• [DESCRIPTION OF THE TASK]:
Restate the data exactly as given and keep the pictures out.
BEGIN LISTED RECORDS
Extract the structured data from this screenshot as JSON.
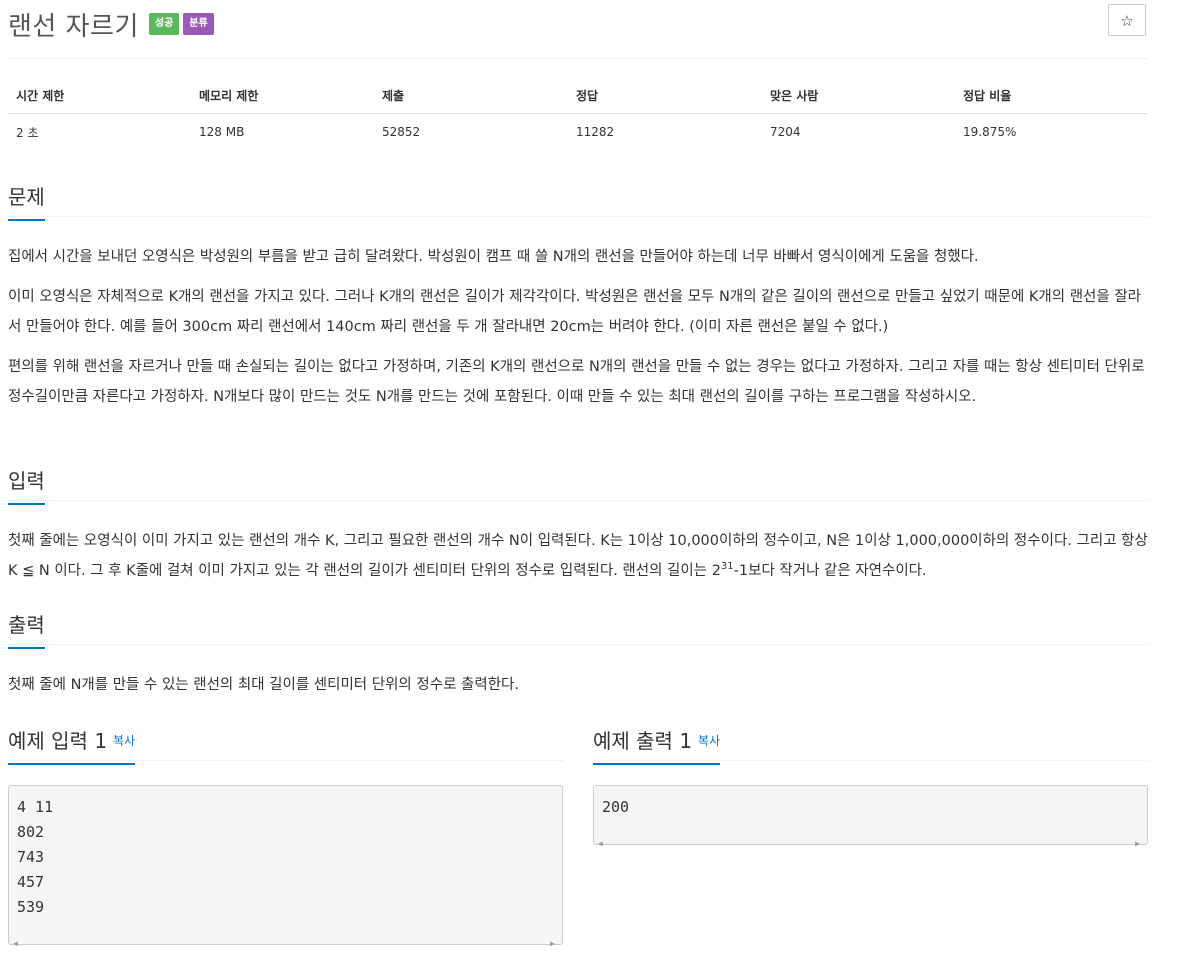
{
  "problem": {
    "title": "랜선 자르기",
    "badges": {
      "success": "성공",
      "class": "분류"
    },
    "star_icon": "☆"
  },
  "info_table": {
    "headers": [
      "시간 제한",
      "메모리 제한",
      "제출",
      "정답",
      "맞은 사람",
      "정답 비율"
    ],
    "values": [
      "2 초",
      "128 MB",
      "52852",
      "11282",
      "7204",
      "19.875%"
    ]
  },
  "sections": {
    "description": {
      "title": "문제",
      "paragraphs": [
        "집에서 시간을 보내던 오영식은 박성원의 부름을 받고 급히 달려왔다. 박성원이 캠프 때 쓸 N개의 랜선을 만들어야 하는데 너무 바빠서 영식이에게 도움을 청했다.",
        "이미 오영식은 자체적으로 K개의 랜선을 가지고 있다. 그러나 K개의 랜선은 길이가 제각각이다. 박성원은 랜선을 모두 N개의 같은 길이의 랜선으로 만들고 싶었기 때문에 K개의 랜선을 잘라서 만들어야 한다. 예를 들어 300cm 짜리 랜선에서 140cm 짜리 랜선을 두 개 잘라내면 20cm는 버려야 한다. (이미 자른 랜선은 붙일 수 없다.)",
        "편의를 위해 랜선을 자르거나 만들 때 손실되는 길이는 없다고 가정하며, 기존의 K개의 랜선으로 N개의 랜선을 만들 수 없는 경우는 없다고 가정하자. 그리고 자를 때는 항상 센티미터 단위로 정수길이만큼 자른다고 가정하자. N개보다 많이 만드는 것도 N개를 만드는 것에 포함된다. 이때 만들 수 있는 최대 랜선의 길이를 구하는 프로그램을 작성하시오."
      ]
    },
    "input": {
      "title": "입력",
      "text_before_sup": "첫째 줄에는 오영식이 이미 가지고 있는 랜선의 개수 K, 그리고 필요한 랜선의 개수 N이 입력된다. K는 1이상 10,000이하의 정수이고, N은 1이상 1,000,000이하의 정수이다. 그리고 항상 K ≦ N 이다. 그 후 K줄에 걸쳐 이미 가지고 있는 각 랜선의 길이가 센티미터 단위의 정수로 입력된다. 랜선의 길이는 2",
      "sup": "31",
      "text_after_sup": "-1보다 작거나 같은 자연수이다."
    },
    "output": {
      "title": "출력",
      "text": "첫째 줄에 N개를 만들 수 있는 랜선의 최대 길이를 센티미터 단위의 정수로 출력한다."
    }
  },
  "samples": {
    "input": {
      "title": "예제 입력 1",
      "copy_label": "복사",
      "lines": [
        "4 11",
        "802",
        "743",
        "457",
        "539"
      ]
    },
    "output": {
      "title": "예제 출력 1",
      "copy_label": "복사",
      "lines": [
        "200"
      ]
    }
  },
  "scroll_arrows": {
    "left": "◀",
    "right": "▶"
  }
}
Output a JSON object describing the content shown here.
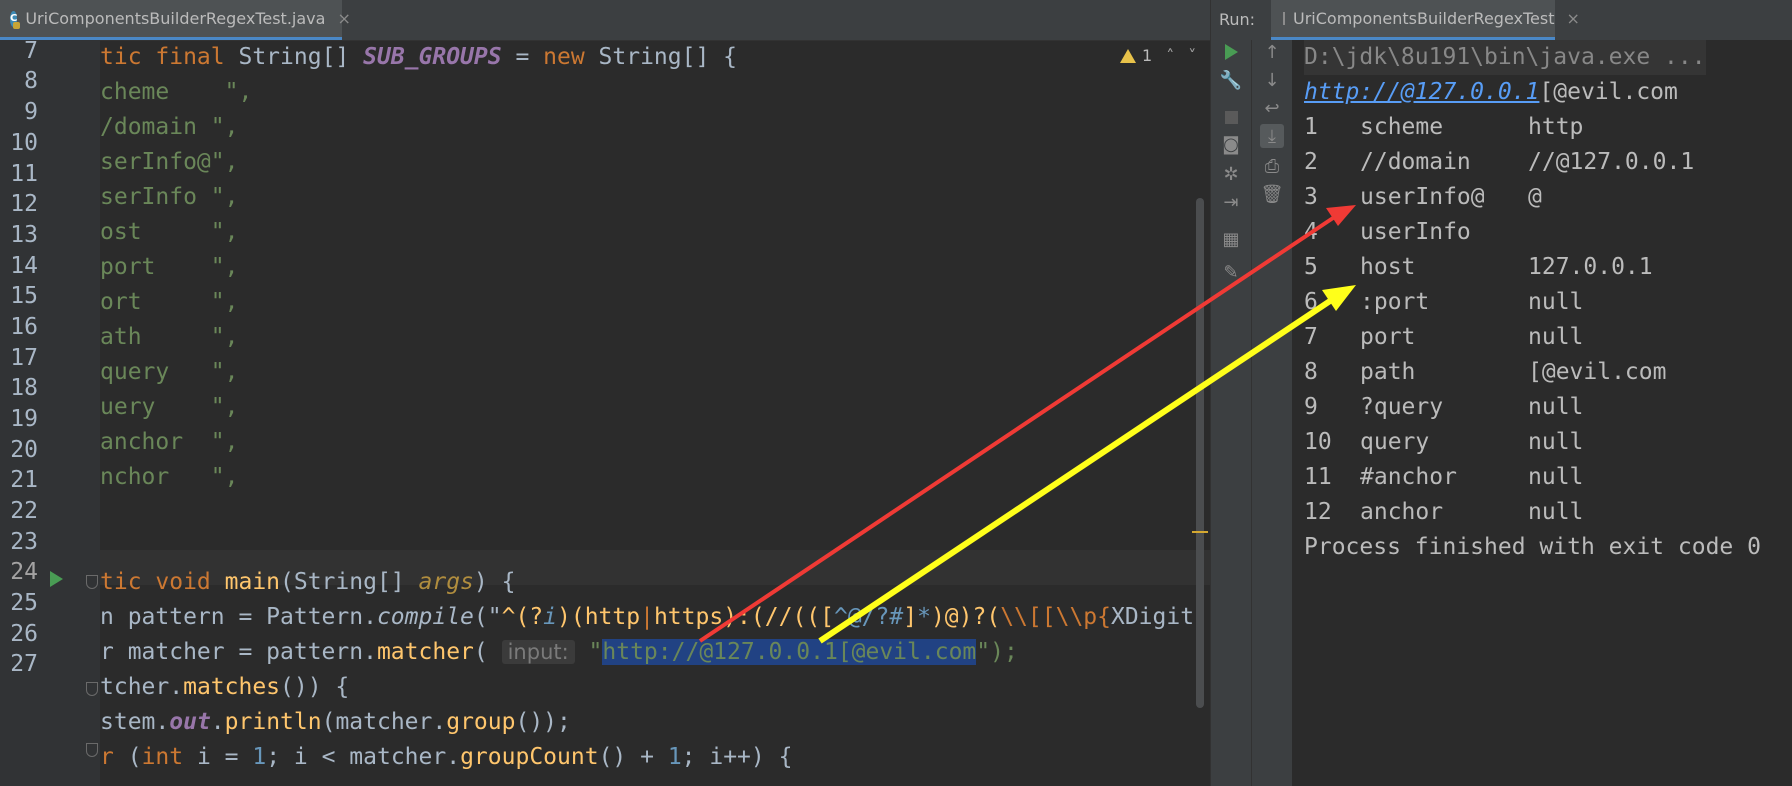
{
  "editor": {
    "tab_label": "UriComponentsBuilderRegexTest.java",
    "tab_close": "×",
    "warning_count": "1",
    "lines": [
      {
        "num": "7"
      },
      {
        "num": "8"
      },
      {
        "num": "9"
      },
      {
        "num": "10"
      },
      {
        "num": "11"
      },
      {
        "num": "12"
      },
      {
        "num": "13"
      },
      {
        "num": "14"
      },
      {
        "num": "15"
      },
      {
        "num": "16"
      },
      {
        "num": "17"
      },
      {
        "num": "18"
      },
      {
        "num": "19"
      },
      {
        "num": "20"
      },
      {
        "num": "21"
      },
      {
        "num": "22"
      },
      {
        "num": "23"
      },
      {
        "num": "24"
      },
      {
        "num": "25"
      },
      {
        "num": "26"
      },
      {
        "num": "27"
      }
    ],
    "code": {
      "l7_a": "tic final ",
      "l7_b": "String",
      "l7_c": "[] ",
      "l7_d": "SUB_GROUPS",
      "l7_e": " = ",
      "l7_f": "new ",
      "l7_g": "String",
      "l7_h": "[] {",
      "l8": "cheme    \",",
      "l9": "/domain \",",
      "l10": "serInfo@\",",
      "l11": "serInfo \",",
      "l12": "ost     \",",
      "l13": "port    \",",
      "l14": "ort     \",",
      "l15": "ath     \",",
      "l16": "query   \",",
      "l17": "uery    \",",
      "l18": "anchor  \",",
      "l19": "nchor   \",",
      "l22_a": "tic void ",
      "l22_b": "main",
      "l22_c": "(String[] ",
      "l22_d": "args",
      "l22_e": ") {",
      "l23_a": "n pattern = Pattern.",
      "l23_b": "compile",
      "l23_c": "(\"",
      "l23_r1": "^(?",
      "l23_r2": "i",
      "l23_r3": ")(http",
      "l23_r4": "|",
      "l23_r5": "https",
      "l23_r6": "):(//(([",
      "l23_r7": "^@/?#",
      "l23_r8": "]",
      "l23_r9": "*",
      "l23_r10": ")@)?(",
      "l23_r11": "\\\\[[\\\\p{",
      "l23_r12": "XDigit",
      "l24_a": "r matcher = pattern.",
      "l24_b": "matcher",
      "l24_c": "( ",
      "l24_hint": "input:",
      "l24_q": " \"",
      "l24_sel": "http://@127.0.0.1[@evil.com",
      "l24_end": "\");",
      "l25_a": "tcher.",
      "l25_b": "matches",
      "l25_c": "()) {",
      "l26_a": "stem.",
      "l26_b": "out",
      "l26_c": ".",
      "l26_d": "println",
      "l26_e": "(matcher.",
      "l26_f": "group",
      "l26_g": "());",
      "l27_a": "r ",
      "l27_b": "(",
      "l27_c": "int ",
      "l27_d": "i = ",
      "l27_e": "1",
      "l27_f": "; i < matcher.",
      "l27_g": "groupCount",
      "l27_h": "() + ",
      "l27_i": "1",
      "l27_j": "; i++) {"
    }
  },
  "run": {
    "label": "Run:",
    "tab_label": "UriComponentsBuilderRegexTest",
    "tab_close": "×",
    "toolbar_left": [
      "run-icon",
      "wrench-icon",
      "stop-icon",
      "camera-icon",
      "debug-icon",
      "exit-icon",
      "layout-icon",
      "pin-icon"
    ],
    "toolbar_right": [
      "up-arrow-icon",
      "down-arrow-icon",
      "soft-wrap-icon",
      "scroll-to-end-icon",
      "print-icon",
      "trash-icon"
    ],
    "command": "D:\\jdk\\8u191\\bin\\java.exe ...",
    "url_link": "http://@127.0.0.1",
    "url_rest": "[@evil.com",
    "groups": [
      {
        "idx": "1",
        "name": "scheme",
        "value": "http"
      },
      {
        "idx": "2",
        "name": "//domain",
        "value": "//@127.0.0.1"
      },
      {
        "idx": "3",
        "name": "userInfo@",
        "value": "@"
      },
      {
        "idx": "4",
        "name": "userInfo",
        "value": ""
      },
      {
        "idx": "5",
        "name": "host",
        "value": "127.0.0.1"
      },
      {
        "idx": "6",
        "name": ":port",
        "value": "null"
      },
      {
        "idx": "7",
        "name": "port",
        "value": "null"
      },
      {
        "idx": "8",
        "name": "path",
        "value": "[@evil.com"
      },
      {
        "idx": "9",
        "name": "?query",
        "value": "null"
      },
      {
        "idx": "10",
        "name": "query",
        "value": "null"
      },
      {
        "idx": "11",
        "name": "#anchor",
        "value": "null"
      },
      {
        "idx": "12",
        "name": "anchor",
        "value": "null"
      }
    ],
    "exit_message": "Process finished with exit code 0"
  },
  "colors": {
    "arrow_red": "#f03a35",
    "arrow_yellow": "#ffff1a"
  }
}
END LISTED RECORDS
• [TASK RESULT]:
Extract the structured data from this screenshot as JSON.
{
  "problem": {
    "title": "랜선 자르기",
    "badges": {
      "success": "성공",
      "class": "분류"
    },
    "star_icon": "☆"
  },
  "info_table": {
    "headers": [
      "시간 제한",
      "메모리 제한",
      "제출",
      "정답",
      "맞은 사람",
      "정답 비율"
    ],
    "values": [
      "2 초",
      "128 MB",
      "52852",
      "11282",
      "7204",
      "19.875%"
    ]
  },
  "sections": {
    "description": {
      "title": "문제",
      "paragraphs": [
        "집에서 시간을 보내던 오영식은 박성원의 부름을 받고 급히 달려왔다. 박성원이 캠프 때 쓸 N개의 랜선을 만들어야 하는데 너무 바빠서 영식이에게 도움을 청했다.",
        "이미 오영식은 자체적으로 K개의 랜선을 가지고 있다. 그러나 K개의 랜선은 길이가 제각각이다. 박성원은 랜선을 모두 N개의 같은 길이의 랜선으로 만들고 싶었기 때문에 K개의 랜선을 잘라서 만들어야 한다. 예를 들어 300cm 짜리 랜선에서 140cm 짜리 랜선을 두 개 잘라내면 20cm는 버려야 한다. (이미 자른 랜선은 붙일 수 없다.)",
        "편의를 위해 랜선을 자르거나 만들 때 손실되는 길이는 없다고 가정하며, 기존의 K개의 랜선으로 N개의 랜선을 만들 수 없는 경우는 없다고 가정하자. 그리고 자를 때는 항상 센티미터 단위로 정수길이만큼 자른다고 가정하자. N개보다 많이 만드는 것도 N개를 만드는 것에 포함된다. 이때 만들 수 있는 최대 랜선의 길이를 구하는 프로그램을 작성하시오."
      ]
    },
    "input": {
      "title": "입력",
      "text_before_sup": "첫째 줄에는 오영식이 이미 가지고 있는 랜선의 개수 K, 그리고 필요한 랜선의 개수 N이 입력된다. K는 1이상 10,000이하의 정수이고, N은 1이상 1,000,000이하의 정수이다. 그리고 항상 K ≦ N 이다. 그 후 K줄에 걸쳐 이미 가지고 있는 각 랜선의 길이가 센티미터 단위의 정수로 입력된다. 랜선의 길이는 2",
      "sup": "31",
      "text_after_sup": "-1보다 작거나 같은 자연수이다."
    },
    "output": {
      "title": "출력",
      "text": "첫째 줄에 N개를 만들 수 있는 랜선의 최대 길이를 센티미터 단위의 정수로 출력한다."
    }
  },
  "samples": {
    "input": {
      "title": "예제 입력 1",
      "copy_label": "복사",
      "lines": [
        "4 11",
        "802",
        "743",
        "457",
        "539"
      ]
    },
    "output": {
      "title": "예제 출력 1",
      "copy_label": "복사",
      "lines": [
        "200"
      ]
    }
  },
  "scroll_arrows": {
    "left": "◀",
    "right": "▶"
  }
}
Output a JSON object describing the content shown here.
{
  "editor": {
    "tab_label": "UriComponentsBuilderRegexTest.java",
    "tab_close": "×",
    "warning_count": "1",
    "lines": [
      {
        "num": "7"
      },
      {
        "num": "8"
      },
      {
        "num": "9"
      },
      {
        "num": "10"
      },
      {
        "num": "11"
      },
      {
        "num": "12"
      },
      {
        "num": "13"
      },
      {
        "num": "14"
      },
      {
        "num": "15"
      },
      {
        "num": "16"
      },
      {
        "num": "17"
      },
      {
        "num": "18"
      },
      {
        "num": "19"
      },
      {
        "num": "20"
      },
      {
        "num": "21"
      },
      {
        "num": "22"
      },
      {
        "num": "23"
      },
      {
        "num": "24"
      },
      {
        "num": "25"
      },
      {
        "num": "26"
      },
      {
        "num": "27"
      }
    ],
    "code": {
      "l7_a": "tic final ",
      "l7_b": "String",
      "l7_c": "[] ",
      "l7_d": "SUB_GROUPS",
      "l7_e": " = ",
      "l7_f": "new ",
      "l7_g": "String",
      "l7_h": "[] {",
      "l8": "cheme    \",",
      "l9": "/domain \",",
      "l10": "serInfo@\",",
      "l11": "serInfo \",",
      "l12": "ost     \",",
      "l13": "port    \",",
      "l14": "ort     \",",
      "l15": "ath     \",",
      "l16": "query   \",",
      "l17": "uery    \",",
      "l18": "anchor  \",",
      "l19": "nchor   \",",
      "l22_a": "tic void ",
      "l22_b": "main",
      "l22_c": "(String[] ",
      "l22_d": "args",
      "l22_e": ") {",
      "l23_a": "n pattern = Pattern.",
      "l23_b": "compile",
      "l23_c": "(\"",
      "l23_r1": "^(?",
      "l23_r2": "i",
      "l23_r3": ")(http",
      "l23_r4": "|",
      "l23_r5": "https",
      "l23_r6": "):(//(([",
      "l23_r7": "^@/?#",
      "l23_r8": "]",
      "l23_r9": "*",
      "l23_r10": ")@)?(",
      "l23_r11": "\\\\[[\\\\p{",
      "l23_r12": "XDigit",
      "l24_a": "r matcher = pattern.",
      "l24_b": "matcher",
      "l24_c": "( ",
      "l24_hint": "input:",
      "l24_q": " \"",
      "l24_sel": "http://@127.0.0.1[@evil.com",
      "l24_end": "\");",
      "l25_a": "tcher.",
      "l25_b": "matches",
      "l25_c": "()) {",
      "l26_a": "stem.",
      "l26_b": "out",
      "l26_c": ".",
      "l26_d": "println",
      "l26_e": "(matcher.",
      "l26_f": "group",
      "l26_g": "());",
      "l27_a": "r ",
      "l27_b": "(",
      "l27_c": "int ",
      "l27_d": "i = ",
      "l27_e": "1",
      "l27_f": "; i < matcher.",
      "l27_g": "groupCount",
      "l27_h": "() + ",
      "l27_i": "1",
      "l27_j": "; i++) {"
    }
  },
  "run": {
    "label": "Run:",
    "tab_label": "UriComponentsBuilderRegexTest",
    "tab_close": "×",
    "toolbar_left": [
      "run-icon",
      "wrench-icon",
      "stop-icon",
      "camera-icon",
      "debug-icon",
      "exit-icon",
      "layout-icon",
      "pin-icon"
    ],
    "toolbar_right": [
      "up-arrow-icon",
      "down-arrow-icon",
      "soft-wrap-icon",
      "scroll-to-end-icon",
      "print-icon",
      "trash-icon"
    ],
    "command": "D:\\jdk\\8u191\\bin\\java.exe ...",
    "url_link": "http://@127.0.0.1",
    "url_rest": "[@evil.com",
    "groups": [
      {
        "idx": "1",
        "name": "scheme",
        "value": "http"
      },
      {
        "idx": "2",
        "name": "//domain",
        "value": "//@127.0.0.1"
      },
      {
        "idx": "3",
        "name": "userInfo@",
        "value": "@"
      },
      {
        "idx": "4",
        "name": "userInfo",
        "value": ""
      },
      {
        "idx": "5",
        "name": "host",
        "value": "127.0.0.1"
      },
      {
        "idx": "6",
        "name": ":port",
        "value": "null"
      },
      {
        "idx": "7",
        "name": "port",
        "value": "null"
      },
      {
        "idx": "8",
        "name": "path",
        "value": "[@evil.com"
      },
      {
        "idx": "9",
        "name": "?query",
        "value": "null"
      },
      {
        "idx": "10",
        "name": "query",
        "value": "null"
      },
      {
        "idx": "11",
        "name": "#anchor",
        "value": "null"
      },
      {
        "idx": "12",
        "name": "anchor",
        "value": "null"
      }
    ],
    "exit_message": "Process finished with exit code 0"
  },
  "colors": {
    "arrow_red": "#f03a35",
    "arrow_yellow": "#ffff1a"
  }
}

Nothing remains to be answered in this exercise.